When a land freeze or derogation is used or used (for example. B National Security Exception (NSE), general exception for human life and security, land freeze for minority companies, etc.), some or all aspects of contracting may not be subject to certain obligations arising from trade agreements. In 1994, Canadian provincial and territorial leaders updated the rules of the Internal Trade Agreement (TIA). The TIA came into force on July 1, 1995 to remove trade barriers and improve investment and mobility within Canada. The agreement prevented provincial and territorial governments from creating new barriers to trade and forced them to reduce existing rules for products covered by the TIA. He also called for ongoing negotiations and adaptations to further trade liberalization in the country. The exemptions provided in the framework for investments in the gas sector and the Community offer the contracting parties the flexibility to maintain measures (for example. (b) legislation and regulations) that would otherwise be incompatible with the obligations of the agreement. Reducing or reducing these exceptions will open up new opportunities across the country, benefiting Canadians. According to the Bank of Canada, removing inter-provincial trade barriers could result in up to two-tenths of a percentage point per year in Canada`s potential output.

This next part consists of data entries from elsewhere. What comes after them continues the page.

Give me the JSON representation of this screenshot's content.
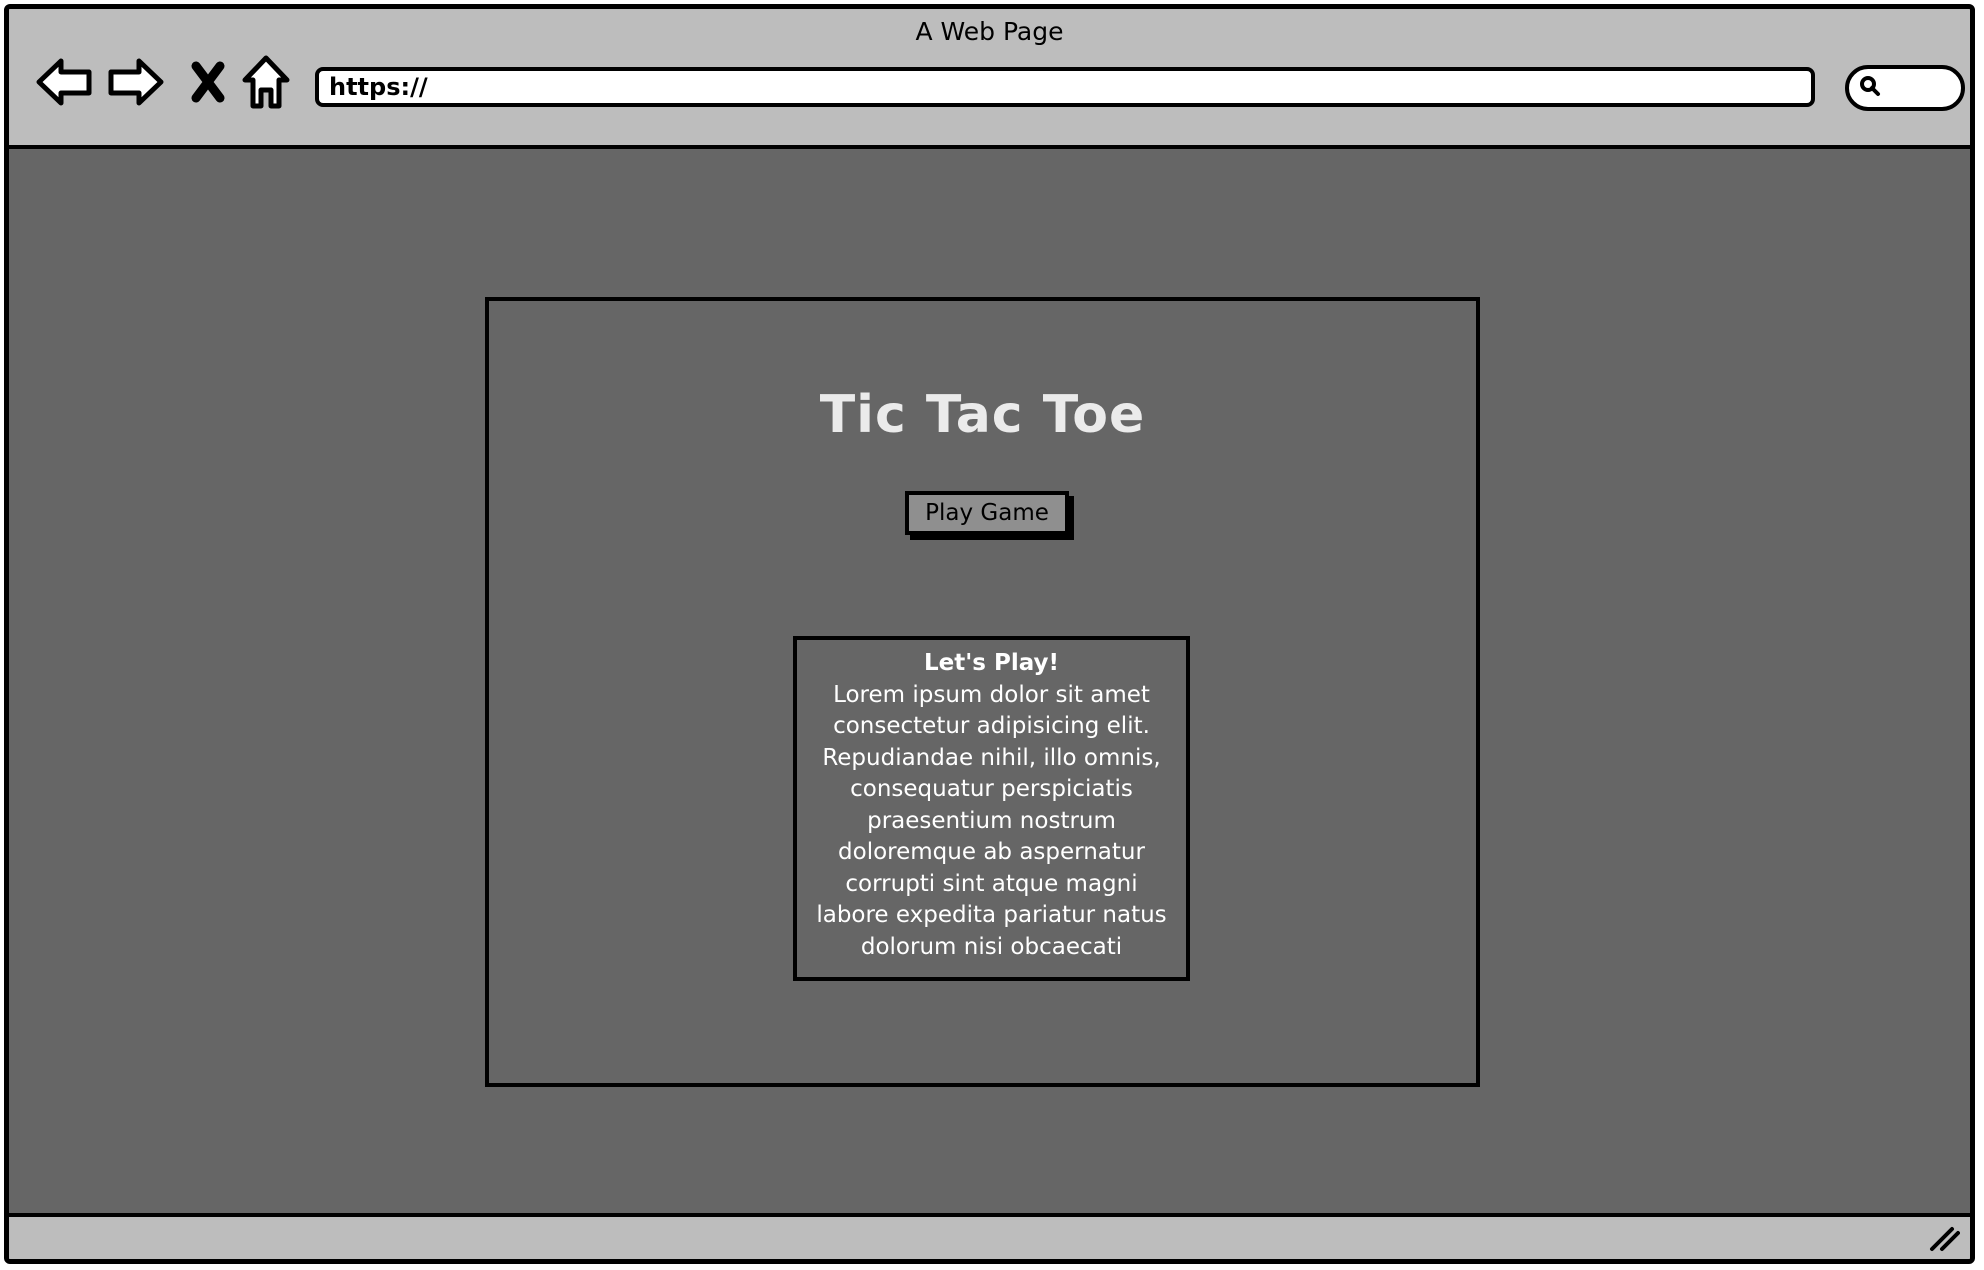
{
  "browser": {
    "title": "A Web Page",
    "url": "https://",
    "icons": {
      "back": "back-arrow-icon",
      "forward": "forward-arrow-icon",
      "stop": "close-x-icon",
      "home": "home-icon",
      "search": "search-icon",
      "resize": "resize-grip-icon"
    }
  },
  "page": {
    "title": "Tic Tac Toe",
    "play_button_label": "Play Game",
    "info": {
      "heading": "Let's Play!",
      "lines": [
        "Lorem ipsum dolor sit amet",
        "consectetur adipisicing elit.",
        "Repudiandae nihil, illo omnis,",
        "consequatur perspiciatis",
        "praesentium nostrum",
        "doloremque ab aspernatur",
        "corrupti sint atque magni",
        "labore expedita pariatur natus",
        "dolorum nisi obcaecati"
      ]
    }
  },
  "colors": {
    "chrome": "#bdbdbd",
    "viewport": "#666666",
    "button": "#8f8f8f",
    "title_text": "#ebebeb",
    "body_text": "#ffffff"
  }
}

For gases, all products apply, unless they are listed in the provision on the non-application of the chapter for public procurement or in the schedule to specific exceptions for public procurement. As a general rule, international trade agreements apply to all products. For the Department of National Defence (DND), the Royal Canadian Mounted Police (RCMP) and the Canadian Coast Guard (CCG), only certain goods are covered. Examples: The British North America Act (now the Constitution Act, 1867) established the rules of internal trade in the new Dominion of Canada. Section 121 states that « all growth, production or production items from one of the provinces are freely admitted to each of the other provinces to and from the Union. » However, Section 122 states that « the tariff and excise laws of each province remain in effect until they are amended by the Canadian Parliament, subject to the provisions of this Act. » Economic Impact GASTA is committed to promoting domestic trade, one of the main drivers of economic growth. Domestic trade accounts for about one-fifth of Canada`s annual GDP, or about $385 billion per year. By removing trade barriers, the CFTA also promotes productivity and encourages investment in Canadian communities. The Organization for Economic Co-operation and Development has indicated that Canada could increase productivity by reducing non-tariff barriers by strengthening EEA coverage and reconciling regulatory barriers. In addition, the International Monetary Fund indicated that reducing inter-provincial trade barriers in Canada would help create the appropriate conditions for expanding domestic business investment and attracting foreign direct investment. With respect to international trade agreements, entities covered by the federal government are generally listed in the first annex or section of the Canadian market access plan.